Drums and chants at Rackham Amphitheater on Monday evening welcomed Winona LaDuke, an American Indian environmental activist, as she spoke about the ways in which Native Americans are building a greener economy.
As part of Native Heritage Month, the event was intended by its sponsors to raise awareness about Native American communities and their roles in creating a sustainable future. LaDuke talked about how people in today’s society have become addicted to fossil fuel energy, and that in order to change the situation, people need to go back to local communities and work on sustainable energy.
The Native American Student Association co-sponsored the event with a number of student organizations. LSA junior Isa Gaillard, chair of NASA, said he hopes the event illustrates Native Americans’ dedication to the environment.
“We hope it will raise awareness of Native American communities and show how the idea of sustainable environment originated from these communities thousands of years ago,” Gaillard said. “We want to make the connection for students.”
In 1993, LaDuke co-founded Honor the Earth, a non-profit organization to raise awareness and support for environmental issues in Native American communities.
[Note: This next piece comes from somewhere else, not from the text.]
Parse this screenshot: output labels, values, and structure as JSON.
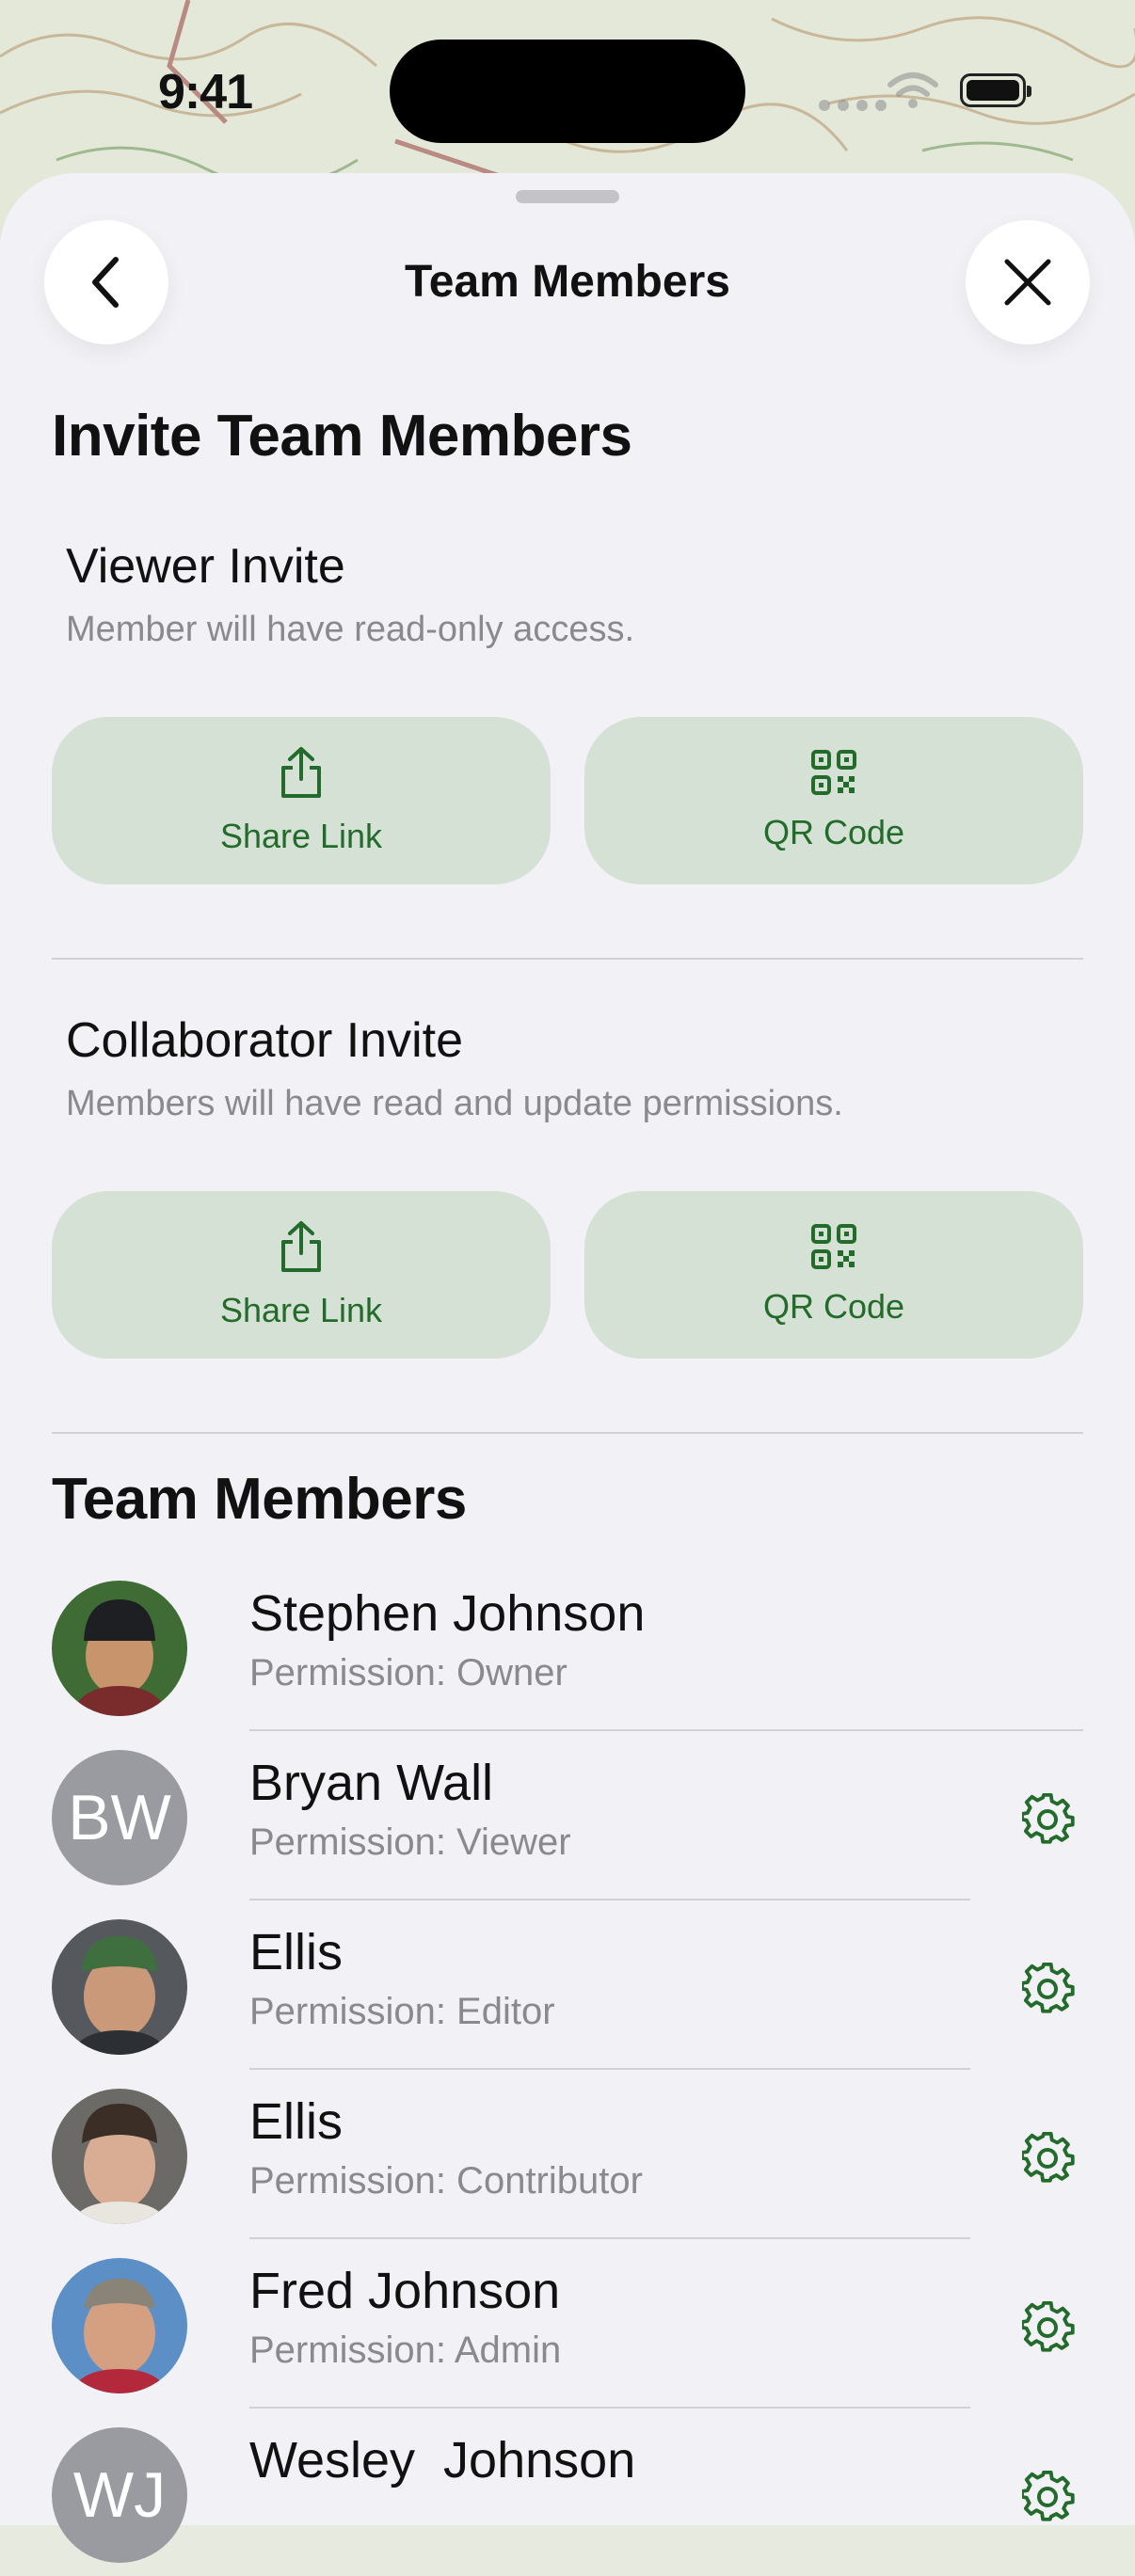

“As Americans, we are the people who live in this time, and we have this opportunity to stop people from blowing up another mountain, from combusting the planet into oblivion,” she said. “We have this opportunity to keep our river for fish, not for chemicals.”
LaDuke said people today are becoming addicts of extreme energy, what she described as the extreme demand and reliance on fossil fuel as a result of the profit-driven economy.
“You rationalize your behavior when you are an addict,” LaDuke said. “Oil-polluted water sources in North Dakota? Who cares? Who lives up there anyway?”
Rebuking Americans who say that sustainable energy cannot meet the nation’s current demand, LaDuke said alternative power sources could supply the United States if so much electricity wasn’t wasted.
LaDuke said the concept of “relocalization,” or focusing on local communities, is the answer to a more sustainable future. She pointed to the Native Americans on the White Earth Reservation in Minnesota, who harvest solar and wind energy at a scale that is efficient for the small community.
“There is always a chance for redemption,” LaDuke said. “We still have chance to make significant changes.”